Listing ID: 72985
Strong profits and E-Z run. Closed Sundays. No in-house delivery.
- Asking Price: $182,500
- Cash Flow: $55,000
- Gross Revenue: $220,000
- EBITDA: N/A
- FF&E: N/A
- Inventory: N/A
- Inventory Included: N/A
- Established: 2006
- Property Owned or Leased:N/A
- Property Included:N/A
- Building Square Footage:1,200
- Lot Size:N/A
- Total Number of Employees:6
- Furniture, Fixtures and Equipment:N/A
1,200 sq. feet (MOL) in busy shopping center.
The business was founded in 2006, making the business 16 years old.
The business has 6 p.t. employees and is situated in a building with disclosed square footage of 1,200 sq ft.
The real estate is leased by the company for $1,300 per Month
Why is the Current Owner Selling The Business?

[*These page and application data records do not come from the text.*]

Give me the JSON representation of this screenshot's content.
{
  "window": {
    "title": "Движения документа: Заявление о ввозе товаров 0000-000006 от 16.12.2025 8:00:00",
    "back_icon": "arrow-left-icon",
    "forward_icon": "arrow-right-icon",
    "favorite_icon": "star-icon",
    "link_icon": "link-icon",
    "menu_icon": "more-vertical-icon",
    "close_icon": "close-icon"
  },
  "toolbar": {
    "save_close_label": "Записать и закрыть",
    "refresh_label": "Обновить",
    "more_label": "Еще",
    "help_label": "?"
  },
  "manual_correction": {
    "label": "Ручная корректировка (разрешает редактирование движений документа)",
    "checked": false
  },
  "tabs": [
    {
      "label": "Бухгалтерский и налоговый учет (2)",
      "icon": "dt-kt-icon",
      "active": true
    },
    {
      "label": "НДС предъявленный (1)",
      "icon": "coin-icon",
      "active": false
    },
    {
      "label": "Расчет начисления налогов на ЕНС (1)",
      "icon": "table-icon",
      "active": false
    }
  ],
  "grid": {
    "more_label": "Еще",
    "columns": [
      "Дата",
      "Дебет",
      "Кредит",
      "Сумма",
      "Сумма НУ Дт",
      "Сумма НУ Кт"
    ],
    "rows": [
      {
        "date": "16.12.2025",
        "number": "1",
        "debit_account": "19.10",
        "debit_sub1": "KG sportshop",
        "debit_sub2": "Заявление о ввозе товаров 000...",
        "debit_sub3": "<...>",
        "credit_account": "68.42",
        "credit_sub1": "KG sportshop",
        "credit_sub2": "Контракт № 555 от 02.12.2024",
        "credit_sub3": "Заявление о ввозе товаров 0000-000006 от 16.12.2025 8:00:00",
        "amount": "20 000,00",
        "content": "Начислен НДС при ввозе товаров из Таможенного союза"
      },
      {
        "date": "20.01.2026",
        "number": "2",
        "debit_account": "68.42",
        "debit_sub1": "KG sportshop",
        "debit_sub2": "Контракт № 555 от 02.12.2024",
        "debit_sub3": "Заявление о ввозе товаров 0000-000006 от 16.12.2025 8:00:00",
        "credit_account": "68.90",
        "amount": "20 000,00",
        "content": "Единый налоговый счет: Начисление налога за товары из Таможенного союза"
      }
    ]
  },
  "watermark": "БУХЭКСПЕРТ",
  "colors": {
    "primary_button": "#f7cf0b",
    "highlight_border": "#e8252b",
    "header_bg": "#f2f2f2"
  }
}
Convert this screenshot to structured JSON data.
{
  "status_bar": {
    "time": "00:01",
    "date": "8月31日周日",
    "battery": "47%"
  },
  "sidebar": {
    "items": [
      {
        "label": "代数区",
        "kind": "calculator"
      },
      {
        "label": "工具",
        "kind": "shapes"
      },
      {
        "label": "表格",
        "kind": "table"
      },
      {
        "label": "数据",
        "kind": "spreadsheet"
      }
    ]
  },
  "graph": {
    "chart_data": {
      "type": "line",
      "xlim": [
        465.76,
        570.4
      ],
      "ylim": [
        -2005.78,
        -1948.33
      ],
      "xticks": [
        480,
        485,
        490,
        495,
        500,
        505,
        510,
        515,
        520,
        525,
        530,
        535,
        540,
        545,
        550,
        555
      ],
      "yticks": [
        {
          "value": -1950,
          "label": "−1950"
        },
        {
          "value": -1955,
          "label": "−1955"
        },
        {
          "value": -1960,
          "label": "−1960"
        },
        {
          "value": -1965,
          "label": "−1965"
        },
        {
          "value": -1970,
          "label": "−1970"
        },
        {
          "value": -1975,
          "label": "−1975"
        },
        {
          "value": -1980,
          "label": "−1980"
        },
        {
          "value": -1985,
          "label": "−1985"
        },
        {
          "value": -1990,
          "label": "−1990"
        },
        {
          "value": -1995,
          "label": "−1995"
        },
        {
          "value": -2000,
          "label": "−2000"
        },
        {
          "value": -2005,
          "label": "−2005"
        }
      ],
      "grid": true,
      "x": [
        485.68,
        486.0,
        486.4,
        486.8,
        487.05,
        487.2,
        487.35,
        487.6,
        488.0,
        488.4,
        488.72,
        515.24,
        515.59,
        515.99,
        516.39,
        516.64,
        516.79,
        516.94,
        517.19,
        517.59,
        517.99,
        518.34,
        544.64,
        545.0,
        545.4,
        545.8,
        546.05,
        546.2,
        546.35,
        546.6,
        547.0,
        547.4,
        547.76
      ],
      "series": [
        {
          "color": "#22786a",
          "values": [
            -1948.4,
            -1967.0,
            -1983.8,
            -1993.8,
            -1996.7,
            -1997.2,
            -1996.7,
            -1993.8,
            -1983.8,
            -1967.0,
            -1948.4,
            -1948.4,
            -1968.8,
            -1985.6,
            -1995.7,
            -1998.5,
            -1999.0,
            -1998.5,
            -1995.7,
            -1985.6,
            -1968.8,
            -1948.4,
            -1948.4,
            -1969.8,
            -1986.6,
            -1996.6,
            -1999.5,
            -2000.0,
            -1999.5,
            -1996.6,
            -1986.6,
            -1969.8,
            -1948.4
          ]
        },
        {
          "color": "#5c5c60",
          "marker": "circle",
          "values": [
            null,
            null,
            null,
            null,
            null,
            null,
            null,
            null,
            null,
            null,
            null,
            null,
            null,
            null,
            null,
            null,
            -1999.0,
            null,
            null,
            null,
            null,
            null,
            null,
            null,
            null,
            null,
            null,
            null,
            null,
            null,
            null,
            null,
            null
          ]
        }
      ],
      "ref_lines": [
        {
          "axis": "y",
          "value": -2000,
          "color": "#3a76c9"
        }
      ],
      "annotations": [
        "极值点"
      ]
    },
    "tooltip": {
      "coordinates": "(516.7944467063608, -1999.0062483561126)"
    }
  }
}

There are all kinds of reasons why individuals decide to sell companies. Nonetheless, the real factor and the one they say to you might be 2 totally different things. As an example, they might state "I have way too many other commitments" or "I am retiring". For numerous sellers, these factors are valid. But also, for some, these might simply be excuses to attempt to hide the reality of changing demographics, increased competition, current decrease in revenues, or a variety of various other factors. This is why it is very important that you not rely absolutely on a vendor's word, but rather, utilize the vendor's response combined with your overall due diligence. This will repaint a much more realistic picture of the business's current situation.
Existing Debts and Future Obligations
If the current business is in debt, which many companies are, then you will have reason to consider this when valuating/preparing your deal. Lots of businesses finance loans in order to cover things such as stock, payroll, accounts payable, etc. Remember that in some cases this can suggest that revenue margins are too thin. Numerous businesses come under a revolving door of taking on debt as a way to pay back other loans. Along with debts, there may also be future commitments to take into consideration. There might be an outstanding lease on equipment or the structure where the business resides. The business may have existing agreements with vendors that have to be met or might cause charges if canceled early.
Understanding the Customer Base, Competition and Area Demographics
Just how do companies in the location attract brand-new clients? Most times, businesses have repeat consumers, which create the core of their daily profits. Particular aspects such as brand-new competitors growing up around the area, road construction, and also staff turn over can impact repeat consumers as well as adversely affect future profits. One vital point to consider is the placement of the business. Is it in an extremely trafficked shopping mall, or is it concealed from the main road? Certainly, the more people that see the business often, the greater the possibility to develop a returning customer base. A last idea is the basic location demographics. Is the business placed in a densely populated city, or is it located on the edge of town? Just how might the local typical household earnings impact future revenue prospects?